[INPUT RECORDS Boundary: Start]

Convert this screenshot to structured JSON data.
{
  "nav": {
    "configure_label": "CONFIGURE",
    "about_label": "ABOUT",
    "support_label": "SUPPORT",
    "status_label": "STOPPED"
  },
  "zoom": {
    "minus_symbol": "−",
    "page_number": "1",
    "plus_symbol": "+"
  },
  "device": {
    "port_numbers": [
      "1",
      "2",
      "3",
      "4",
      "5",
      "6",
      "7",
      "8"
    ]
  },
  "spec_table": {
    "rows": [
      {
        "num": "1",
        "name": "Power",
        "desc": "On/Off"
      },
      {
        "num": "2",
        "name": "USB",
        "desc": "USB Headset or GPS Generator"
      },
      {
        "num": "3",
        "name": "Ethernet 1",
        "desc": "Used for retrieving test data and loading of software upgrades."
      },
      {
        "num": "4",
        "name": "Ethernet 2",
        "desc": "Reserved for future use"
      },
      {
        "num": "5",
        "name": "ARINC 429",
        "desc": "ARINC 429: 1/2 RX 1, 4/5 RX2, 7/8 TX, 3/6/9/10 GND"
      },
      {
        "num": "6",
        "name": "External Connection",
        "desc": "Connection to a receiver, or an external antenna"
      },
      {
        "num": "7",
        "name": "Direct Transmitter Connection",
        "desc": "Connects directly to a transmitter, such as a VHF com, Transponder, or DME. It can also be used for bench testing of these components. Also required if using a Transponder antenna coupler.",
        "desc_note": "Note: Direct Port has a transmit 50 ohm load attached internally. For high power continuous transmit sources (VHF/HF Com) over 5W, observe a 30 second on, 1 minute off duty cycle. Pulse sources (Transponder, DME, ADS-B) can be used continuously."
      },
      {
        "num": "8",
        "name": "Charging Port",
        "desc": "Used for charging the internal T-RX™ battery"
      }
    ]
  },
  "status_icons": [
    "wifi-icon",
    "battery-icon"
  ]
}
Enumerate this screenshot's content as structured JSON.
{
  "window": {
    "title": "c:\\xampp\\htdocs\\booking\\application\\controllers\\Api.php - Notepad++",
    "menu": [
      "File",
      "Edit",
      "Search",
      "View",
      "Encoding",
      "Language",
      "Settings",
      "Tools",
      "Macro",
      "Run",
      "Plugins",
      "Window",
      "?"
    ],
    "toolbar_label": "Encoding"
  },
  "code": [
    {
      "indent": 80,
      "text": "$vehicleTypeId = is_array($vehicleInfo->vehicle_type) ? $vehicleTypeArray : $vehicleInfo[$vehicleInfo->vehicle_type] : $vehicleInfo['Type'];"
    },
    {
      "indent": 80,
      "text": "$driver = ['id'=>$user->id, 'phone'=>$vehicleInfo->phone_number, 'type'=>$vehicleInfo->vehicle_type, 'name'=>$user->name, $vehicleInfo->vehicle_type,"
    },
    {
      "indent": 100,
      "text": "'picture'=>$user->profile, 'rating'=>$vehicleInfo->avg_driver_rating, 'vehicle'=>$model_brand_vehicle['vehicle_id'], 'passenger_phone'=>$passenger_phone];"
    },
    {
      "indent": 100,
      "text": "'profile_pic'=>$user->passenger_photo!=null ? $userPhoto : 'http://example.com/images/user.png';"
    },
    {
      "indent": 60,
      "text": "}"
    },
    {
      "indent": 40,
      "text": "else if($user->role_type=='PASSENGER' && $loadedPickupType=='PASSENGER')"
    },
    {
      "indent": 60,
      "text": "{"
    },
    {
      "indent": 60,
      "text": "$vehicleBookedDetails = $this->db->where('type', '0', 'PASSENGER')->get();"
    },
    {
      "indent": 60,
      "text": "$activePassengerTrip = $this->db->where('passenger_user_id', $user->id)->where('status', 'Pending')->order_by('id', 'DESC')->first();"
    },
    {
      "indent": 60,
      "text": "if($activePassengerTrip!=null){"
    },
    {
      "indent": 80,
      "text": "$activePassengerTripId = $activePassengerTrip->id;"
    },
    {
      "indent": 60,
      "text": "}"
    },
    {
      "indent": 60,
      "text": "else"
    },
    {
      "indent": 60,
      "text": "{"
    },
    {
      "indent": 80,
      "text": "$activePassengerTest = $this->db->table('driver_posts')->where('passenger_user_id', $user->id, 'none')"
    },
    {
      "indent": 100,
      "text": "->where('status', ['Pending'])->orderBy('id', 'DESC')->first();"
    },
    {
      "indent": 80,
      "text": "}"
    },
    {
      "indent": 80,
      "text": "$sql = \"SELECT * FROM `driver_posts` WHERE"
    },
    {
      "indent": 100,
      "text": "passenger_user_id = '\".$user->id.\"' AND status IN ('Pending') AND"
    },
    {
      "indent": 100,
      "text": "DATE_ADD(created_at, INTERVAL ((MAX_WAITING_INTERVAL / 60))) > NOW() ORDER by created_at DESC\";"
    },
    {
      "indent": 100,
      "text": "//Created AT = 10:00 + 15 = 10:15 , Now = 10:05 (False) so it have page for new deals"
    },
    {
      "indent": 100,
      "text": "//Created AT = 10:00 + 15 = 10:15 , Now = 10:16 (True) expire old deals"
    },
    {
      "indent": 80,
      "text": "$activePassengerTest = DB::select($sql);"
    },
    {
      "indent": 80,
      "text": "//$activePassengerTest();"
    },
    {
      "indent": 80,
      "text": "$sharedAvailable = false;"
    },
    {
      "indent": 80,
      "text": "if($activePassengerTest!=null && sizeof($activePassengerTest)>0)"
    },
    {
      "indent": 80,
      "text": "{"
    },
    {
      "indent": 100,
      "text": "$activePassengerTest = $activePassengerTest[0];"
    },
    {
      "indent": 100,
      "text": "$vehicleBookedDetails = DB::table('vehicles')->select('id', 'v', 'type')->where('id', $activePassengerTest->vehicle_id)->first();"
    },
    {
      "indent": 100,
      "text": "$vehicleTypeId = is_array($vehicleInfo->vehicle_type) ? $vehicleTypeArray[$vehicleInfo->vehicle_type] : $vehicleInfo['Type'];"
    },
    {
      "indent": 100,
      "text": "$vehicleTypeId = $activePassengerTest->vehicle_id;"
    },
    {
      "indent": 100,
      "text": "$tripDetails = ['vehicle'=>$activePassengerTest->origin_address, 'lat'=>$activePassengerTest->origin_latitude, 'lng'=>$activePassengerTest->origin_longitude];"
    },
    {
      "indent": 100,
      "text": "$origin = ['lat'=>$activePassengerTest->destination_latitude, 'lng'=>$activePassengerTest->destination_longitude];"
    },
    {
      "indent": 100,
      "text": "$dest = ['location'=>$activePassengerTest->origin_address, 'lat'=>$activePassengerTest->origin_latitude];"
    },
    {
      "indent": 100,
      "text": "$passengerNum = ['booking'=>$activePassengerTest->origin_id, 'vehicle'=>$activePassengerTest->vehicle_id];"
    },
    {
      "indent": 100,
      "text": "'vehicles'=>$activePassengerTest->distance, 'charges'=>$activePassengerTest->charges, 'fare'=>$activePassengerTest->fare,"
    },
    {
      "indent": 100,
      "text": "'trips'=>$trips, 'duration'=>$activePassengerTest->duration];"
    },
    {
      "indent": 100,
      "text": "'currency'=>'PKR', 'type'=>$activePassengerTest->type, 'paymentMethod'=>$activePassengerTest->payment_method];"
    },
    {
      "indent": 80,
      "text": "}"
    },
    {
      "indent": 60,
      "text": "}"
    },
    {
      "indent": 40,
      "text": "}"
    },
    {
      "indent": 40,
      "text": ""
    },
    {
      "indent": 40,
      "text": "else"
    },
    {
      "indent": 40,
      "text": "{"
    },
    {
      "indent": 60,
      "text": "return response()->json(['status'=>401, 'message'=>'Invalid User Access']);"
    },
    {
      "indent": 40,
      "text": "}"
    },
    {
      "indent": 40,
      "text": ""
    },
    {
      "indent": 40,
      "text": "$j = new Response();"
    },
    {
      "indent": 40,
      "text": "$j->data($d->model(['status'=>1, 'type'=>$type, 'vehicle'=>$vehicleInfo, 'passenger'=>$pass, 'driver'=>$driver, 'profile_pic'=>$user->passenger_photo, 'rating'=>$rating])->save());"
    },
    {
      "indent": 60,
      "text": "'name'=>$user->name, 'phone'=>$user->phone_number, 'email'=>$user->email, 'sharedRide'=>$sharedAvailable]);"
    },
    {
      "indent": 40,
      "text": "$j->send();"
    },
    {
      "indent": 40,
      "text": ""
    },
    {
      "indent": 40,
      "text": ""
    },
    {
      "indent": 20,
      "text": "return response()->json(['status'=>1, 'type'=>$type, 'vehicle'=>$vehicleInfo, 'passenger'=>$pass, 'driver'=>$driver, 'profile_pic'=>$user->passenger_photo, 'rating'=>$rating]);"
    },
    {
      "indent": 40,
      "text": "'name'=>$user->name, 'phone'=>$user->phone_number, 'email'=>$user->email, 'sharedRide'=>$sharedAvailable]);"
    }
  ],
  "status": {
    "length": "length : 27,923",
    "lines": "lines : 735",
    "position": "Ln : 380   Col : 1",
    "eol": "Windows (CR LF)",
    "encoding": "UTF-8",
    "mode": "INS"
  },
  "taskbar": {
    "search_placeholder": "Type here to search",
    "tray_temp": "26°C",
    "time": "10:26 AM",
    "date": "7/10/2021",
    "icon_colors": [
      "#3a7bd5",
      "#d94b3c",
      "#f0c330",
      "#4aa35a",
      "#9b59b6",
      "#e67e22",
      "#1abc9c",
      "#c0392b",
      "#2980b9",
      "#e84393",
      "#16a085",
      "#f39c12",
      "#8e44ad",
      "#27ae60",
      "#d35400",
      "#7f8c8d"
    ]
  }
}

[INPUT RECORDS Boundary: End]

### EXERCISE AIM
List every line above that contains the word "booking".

### YOUR SOLUTION
    "title": "c:\\xampp\\htdocs\\booking\\application\\controllers\\Api.php - Notepad++",
      "text": "$passengerNum = ['booking'=>$activePassengerTest->origin_id, 'vehicle'=>$activePassengerTest->vehicle_id];"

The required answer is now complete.